Financial Health: Three Investment Terms You Should Know


By Takia McClendon

Whether you're watching the evening news or chatting around the water cooler with your co-workers, discussion about the economy is bound to come up. If you skipped business class in college, odds are you need to brush up on your financial vocabulary. In addition to being able to participate in a discussion about investing, it's important to have an understanding of these concepts since they have the potential to help you earn extra cash.

Let's start with the basics...

1. What are stocks? We've all heard the term but what does it really mean? Stocks are a type of security that gives stockholders a share of ownership in a company. Companies issue stock to get money for various things like launching new products, paying off debt, and expanding to new regions. People - you and I - buy stocks to collect dividend payments, which come when the company distributes some of its earnings to stockholders and to influence decisions that a company makes.

2. Public Companies: There are two commonly understood ways in which a company is considered public: first, the company’s securities trade on public markets; and second, the company discloses certain business and financial information regularly to the public.  Some  of our favorite brands - Chipotle, Urban Outfitters, & Apple - are public companies which means that after they've made their first IPO (learn more below) you can purchase stock in them, collect dividend payments (cha-ching), and influence decision making.

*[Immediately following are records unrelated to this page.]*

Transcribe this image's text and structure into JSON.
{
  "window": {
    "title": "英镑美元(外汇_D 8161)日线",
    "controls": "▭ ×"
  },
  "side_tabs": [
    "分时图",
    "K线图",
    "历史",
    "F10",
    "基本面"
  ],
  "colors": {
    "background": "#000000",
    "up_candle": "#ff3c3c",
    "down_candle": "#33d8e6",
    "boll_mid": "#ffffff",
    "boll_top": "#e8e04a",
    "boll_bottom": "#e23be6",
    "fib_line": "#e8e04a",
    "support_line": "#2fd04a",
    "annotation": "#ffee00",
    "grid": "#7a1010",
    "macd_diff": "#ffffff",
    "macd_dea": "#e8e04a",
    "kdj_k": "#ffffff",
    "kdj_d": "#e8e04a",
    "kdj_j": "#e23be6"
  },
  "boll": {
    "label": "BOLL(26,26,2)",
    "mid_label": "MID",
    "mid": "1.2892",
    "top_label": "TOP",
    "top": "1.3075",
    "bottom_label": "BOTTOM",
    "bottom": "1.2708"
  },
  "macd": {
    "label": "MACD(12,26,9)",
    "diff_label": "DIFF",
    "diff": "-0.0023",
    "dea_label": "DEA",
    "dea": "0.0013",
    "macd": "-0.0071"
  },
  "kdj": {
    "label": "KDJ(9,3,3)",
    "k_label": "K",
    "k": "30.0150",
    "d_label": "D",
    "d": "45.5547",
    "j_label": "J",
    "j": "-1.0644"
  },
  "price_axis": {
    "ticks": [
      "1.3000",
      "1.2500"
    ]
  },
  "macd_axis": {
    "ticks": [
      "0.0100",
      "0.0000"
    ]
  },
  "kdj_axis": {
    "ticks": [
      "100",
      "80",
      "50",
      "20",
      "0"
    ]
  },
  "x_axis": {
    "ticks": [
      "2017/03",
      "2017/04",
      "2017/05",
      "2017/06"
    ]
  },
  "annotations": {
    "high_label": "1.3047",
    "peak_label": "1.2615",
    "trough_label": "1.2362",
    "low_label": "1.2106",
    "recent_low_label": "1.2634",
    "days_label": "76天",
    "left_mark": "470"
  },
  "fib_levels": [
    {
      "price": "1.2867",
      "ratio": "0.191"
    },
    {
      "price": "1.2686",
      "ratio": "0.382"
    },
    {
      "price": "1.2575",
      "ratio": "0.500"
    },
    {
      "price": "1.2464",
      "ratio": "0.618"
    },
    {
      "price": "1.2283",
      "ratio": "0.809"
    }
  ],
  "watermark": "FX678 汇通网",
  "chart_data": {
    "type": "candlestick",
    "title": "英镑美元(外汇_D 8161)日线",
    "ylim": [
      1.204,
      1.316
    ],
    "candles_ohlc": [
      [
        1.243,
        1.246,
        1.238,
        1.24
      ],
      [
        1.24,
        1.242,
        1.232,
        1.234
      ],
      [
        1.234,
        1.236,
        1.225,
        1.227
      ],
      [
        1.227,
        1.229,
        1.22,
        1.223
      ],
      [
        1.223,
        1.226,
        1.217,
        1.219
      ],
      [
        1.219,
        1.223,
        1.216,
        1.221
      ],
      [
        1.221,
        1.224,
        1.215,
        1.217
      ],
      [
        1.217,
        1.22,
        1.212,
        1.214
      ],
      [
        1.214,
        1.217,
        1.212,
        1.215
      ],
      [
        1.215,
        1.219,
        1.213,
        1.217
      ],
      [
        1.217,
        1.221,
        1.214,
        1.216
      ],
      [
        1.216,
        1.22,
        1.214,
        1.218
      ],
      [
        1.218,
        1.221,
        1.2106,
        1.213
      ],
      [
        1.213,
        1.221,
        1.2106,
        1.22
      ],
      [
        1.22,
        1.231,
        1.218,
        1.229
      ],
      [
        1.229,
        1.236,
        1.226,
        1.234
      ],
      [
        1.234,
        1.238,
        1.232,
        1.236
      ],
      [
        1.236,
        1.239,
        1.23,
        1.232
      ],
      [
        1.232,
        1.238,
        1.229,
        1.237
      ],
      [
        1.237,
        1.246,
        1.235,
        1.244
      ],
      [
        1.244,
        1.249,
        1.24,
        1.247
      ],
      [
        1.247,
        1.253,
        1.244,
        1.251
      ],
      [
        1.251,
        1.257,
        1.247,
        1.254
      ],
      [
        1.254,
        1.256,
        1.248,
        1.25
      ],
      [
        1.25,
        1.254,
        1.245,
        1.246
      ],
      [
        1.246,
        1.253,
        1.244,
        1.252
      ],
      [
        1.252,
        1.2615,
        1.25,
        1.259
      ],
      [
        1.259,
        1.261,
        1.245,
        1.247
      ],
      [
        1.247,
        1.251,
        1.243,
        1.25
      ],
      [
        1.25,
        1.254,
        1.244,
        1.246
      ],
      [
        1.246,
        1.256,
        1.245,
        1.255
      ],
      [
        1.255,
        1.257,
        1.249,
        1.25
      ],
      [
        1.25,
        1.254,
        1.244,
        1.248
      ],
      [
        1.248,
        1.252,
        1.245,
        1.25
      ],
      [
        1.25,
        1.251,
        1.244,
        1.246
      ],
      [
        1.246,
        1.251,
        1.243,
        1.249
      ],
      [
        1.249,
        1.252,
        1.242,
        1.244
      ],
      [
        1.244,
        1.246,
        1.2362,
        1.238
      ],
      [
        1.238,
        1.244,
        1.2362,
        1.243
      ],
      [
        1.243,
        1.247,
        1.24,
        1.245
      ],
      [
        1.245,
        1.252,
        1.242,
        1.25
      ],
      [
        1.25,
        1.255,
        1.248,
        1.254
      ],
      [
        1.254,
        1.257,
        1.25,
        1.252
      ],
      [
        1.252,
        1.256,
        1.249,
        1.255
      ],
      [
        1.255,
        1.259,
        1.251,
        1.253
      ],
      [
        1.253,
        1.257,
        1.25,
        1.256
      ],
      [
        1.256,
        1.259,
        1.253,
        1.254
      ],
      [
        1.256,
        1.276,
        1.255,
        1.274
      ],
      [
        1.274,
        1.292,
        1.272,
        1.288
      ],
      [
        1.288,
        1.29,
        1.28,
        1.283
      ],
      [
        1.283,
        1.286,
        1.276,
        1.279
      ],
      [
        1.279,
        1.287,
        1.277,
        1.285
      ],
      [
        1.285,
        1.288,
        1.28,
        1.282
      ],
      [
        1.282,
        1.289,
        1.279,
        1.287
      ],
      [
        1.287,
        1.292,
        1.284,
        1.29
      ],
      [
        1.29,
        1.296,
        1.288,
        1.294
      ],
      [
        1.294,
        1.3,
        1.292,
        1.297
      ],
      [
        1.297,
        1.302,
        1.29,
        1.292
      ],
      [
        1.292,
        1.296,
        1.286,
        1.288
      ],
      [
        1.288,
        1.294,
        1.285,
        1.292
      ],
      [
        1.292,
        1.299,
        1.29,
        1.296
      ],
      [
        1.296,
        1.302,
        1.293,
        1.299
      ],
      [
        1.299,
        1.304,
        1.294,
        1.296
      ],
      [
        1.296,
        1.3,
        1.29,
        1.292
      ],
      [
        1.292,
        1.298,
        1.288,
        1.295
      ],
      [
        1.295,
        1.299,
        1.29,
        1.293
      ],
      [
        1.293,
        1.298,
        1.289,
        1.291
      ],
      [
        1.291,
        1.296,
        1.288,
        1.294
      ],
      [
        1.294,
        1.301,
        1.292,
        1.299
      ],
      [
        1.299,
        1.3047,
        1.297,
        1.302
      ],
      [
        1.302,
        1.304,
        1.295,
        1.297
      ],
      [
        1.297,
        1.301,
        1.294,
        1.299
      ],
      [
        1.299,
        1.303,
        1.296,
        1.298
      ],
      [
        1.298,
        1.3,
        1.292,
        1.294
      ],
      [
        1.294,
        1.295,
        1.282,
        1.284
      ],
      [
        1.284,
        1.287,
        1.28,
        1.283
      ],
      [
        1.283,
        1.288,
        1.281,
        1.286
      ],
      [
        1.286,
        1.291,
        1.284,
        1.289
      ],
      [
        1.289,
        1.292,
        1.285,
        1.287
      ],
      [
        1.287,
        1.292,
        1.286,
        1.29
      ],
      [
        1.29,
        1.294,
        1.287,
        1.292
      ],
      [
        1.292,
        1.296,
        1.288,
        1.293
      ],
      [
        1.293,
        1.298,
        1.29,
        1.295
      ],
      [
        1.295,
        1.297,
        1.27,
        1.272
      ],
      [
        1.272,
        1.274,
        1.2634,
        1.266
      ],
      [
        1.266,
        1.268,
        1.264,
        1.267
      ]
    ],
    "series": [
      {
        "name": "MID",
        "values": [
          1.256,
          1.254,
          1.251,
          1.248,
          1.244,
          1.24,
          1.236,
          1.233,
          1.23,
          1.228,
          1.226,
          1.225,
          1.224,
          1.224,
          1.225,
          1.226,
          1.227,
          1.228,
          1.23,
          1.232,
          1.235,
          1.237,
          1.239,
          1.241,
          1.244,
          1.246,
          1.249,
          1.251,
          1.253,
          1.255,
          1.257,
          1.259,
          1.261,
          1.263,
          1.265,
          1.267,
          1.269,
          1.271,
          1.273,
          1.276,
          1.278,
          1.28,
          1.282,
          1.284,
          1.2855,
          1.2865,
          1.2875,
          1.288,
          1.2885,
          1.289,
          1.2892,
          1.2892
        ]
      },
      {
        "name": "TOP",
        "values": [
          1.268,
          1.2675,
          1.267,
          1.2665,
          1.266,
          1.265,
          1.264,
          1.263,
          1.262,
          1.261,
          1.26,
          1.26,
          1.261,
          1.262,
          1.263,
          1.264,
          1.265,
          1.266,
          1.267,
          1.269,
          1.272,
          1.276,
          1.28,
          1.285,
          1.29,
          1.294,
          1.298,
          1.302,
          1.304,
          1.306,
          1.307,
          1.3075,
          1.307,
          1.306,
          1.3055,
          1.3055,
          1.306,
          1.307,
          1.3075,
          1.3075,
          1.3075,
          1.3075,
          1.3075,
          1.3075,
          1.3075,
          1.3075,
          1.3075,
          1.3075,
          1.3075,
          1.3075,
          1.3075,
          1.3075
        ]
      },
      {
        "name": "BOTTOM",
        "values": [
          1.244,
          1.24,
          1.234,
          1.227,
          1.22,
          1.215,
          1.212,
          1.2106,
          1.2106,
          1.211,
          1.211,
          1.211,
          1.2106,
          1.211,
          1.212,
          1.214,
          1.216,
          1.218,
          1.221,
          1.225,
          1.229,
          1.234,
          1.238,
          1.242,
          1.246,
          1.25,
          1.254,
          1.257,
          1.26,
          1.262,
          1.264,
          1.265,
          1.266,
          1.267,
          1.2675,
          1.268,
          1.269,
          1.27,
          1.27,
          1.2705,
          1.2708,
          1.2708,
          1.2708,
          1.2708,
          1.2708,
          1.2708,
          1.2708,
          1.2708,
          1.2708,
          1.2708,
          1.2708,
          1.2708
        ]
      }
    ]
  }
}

3. What is an IPO? An IPO, or initial public offering, is the first sale of stock by a company to the public. A company can raise money by issuing either debt or equity. If the company has never issued equity to the public, it's known as an IPO. An IPO helps to establish a trading market for the company’s shares. You may remember in May of 2012 when social networking service Facebook went public and held its initial IPO. At the time, the IPO was the biggest in technology and one of the biggest in Internet history.

Recap: When a company goes public, it's holds an IPO to help establish a trading market for the company's shares. After the IPO, consumers like you and I can invest in the company buy purchasing stock.

Read the next installment in this series: Finance 102: Three Finance Terms You Should Know

Want more financial health? Visit the U.S. Securities & Exchange Commission at for more information about investing.